'Frag den Mond': Julia von Webenau's 'New' Orchestral Song Cycle

Edward Elgar's instruction to the London Symphony Orchestra during the famous 1931 Abbey Road session is an invaluable aid to a young musician: 'Play this tune as though you've never heard it before'.  Navigating the halls of the 'repertoire' museum is always controversial, particularly as a young conductor working with orchestras who have developed a culture of playing certain music long before you were even born.  Aside from a deep passion for new music, my solution has been to rediscover old 'treasures' and assume the joy and responsibility of sharing them with the world.

The culture of birthday celebration in concert programming is rife, and this year's BWV trilogy (no, not Bach-Werke-Verzeichnis, but Britten-Wagner-Verdi, of course) has brought a lot of music to a wider audience. My attention was recently drawn to a lesser-known guest at the birthday party: Julia Baroni-Cavalcabò, better known during her days in mid-19th century Vienna as Julie von Webenau. The rather modest Grove entry places her on the musical map, as a student of Franz Xaver Wolfgang Mozart and a close friend of Robert Schumann. Webenau's compositional canon extends to a series character pieces for solo piano (à la Schumann) and a noteworthy selection of lieder: the latter - which are musical gems - are of special interest to conductors and singers. 

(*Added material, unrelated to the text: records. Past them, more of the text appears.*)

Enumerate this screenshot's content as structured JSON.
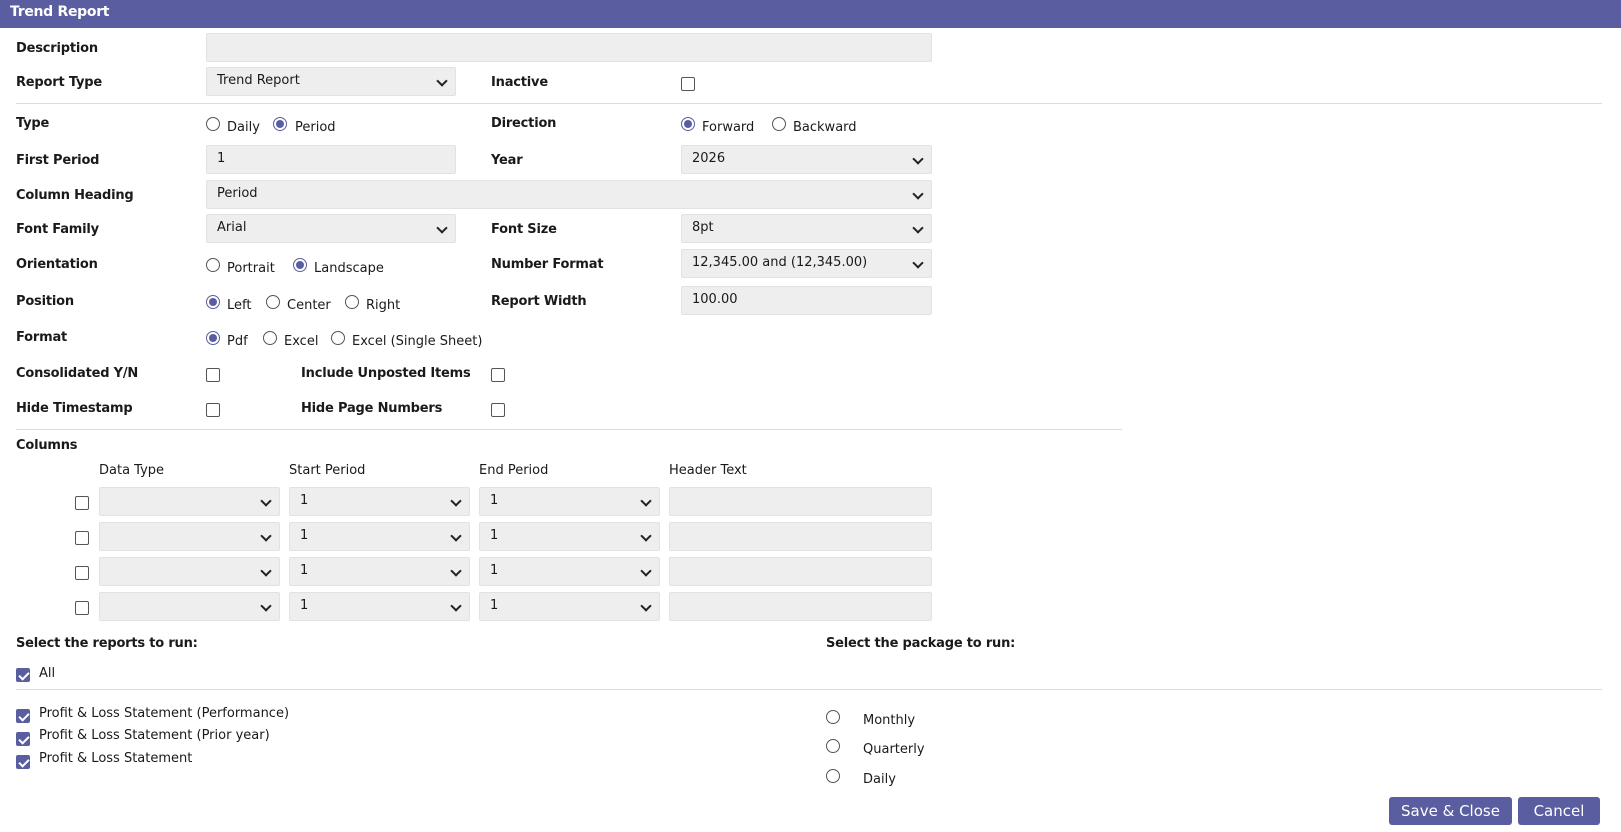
{
  "window": {
    "title": "Trend Report"
  },
  "form": {
    "description": {
      "label": "Description",
      "value": ""
    },
    "report_type": {
      "label": "Report Type",
      "value": "Trend Report"
    },
    "inactive": {
      "label": "Inactive",
      "checked": false
    },
    "type": {
      "label": "Type",
      "options": [
        "Daily",
        "Period"
      ],
      "selected": "Period"
    },
    "direction": {
      "label": "Direction",
      "options": [
        "Forward",
        "Backward"
      ],
      "selected": "Forward"
    },
    "first_period": {
      "label": "First Period",
      "value": "1"
    },
    "year": {
      "label": "Year",
      "value": "2026"
    },
    "column_heading": {
      "label": "Column Heading",
      "value": "Period"
    },
    "font_family": {
      "label": "Font Family",
      "value": "Arial"
    },
    "font_size": {
      "label": "Font Size",
      "value": "8pt"
    },
    "orientation": {
      "label": "Orientation",
      "options": [
        "Portrait",
        "Landscape"
      ],
      "selected": "Landscape"
    },
    "number_format": {
      "label": "Number Format",
      "value": "12,345.00 and (12,345.00)"
    },
    "position": {
      "label": "Position",
      "options": [
        "Left",
        "Center",
        "Right"
      ],
      "selected": "Left"
    },
    "report_width": {
      "label": "Report Width",
      "value": "100.00"
    },
    "format": {
      "label": "Format",
      "options": [
        "Pdf",
        "Excel",
        "Excel (Single Sheet)"
      ],
      "selected": "Pdf"
    },
    "consolidated": {
      "label": "Consolidated Y/N",
      "checked": false
    },
    "include_unposted": {
      "label": "Include Unposted Items",
      "checked": false
    },
    "hide_timestamp": {
      "label": "Hide Timestamp",
      "checked": false
    },
    "hide_page_numbers": {
      "label": "Hide Page Numbers",
      "checked": false
    }
  },
  "columns": {
    "label": "Columns",
    "headers": {
      "data_type": "Data Type",
      "start_period": "Start Period",
      "end_period": "End Period",
      "header_text": "Header Text"
    },
    "rows": [
      {
        "checked": false,
        "data_type": "",
        "start_period": "1",
        "end_period": "1",
        "header_text": ""
      },
      {
        "checked": false,
        "data_type": "",
        "start_period": "1",
        "end_period": "1",
        "header_text": ""
      },
      {
        "checked": false,
        "data_type": "",
        "start_period": "1",
        "end_period": "1",
        "header_text": ""
      },
      {
        "checked": false,
        "data_type": "",
        "start_period": "1",
        "end_period": "1",
        "header_text": ""
      }
    ]
  },
  "reports": {
    "label": "Select the reports to run:",
    "all_label": "All",
    "all_checked": true,
    "items": [
      {
        "label": "Profit & Loss Statement (Performance)",
        "checked": true
      },
      {
        "label": "Profit & Loss Statement (Prior year)",
        "checked": true
      },
      {
        "label": "Profit & Loss Statement",
        "checked": true
      }
    ]
  },
  "package": {
    "label": "Select the package to run:",
    "options": [
      "Monthly",
      "Quarterly",
      "Daily"
    ],
    "selected": ""
  },
  "buttons": {
    "save_close": "Save & Close",
    "cancel": "Cancel"
  },
  "colors": {
    "accent": "#5a5ea0",
    "field_bg": "#eeeeee"
  }
}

Continuing my pursuit of this forgotten character, I ended up negotiating a collaboration with Gesine Schröder, music theory professor at Vienna's University for Music and Performing Arts. We commissioned a series of Vienna-based composers to orchestrate several of Webenau's lieder, to be premiered by the Akademisches Symphonie Orchester (ASO) Wien, where I was principal conductor last season.

The four songs that we chose - from a very long shortlist - represent an important step in German text setting in the middle of the 19th century, and are certainly worthy of further study: Ludwig Bechstein (the same poet who inspired Mahler's own text for ' Das klagende Lied'), Johan Nepomuk Vogl (a great Schubert collaborator), Hermann Kletke (a poet often set by Schumann), and Robert Reinick (responsible for the libretto of Schumann's Genoveva).          

Terz Magazine described the song cycle as a work that should 'place a great composer into the limelight in a situation which, as with many of her colleagues, the gender aesthetics of the 19th century forced them to be forgotten'.  Without wishing to go into the obvious issues of gender (not least in Vienna both in the 19th century and beyond, but, as Jessica herself points out here, 'women composers are still climbing the Eiger', not least at this year's British Composer Awards): Julie von Webenau's music is stunning, enhanced by a unifying marriage to the gorgeous texts she chooses, and offering a differently-tinged perspective of the German romantic art song.  I hope that my conducting colleagues, singers, musicologists and cultural commentators alike will take note and explore this rich terra incognita in years to come.

Here is Julie von Webenau's Warum, to a text by Ludwig Bechstein, sung by Wolfgang Stefan Schwaiger with the Akademisches Symphonie Orchester Wien conducted by George.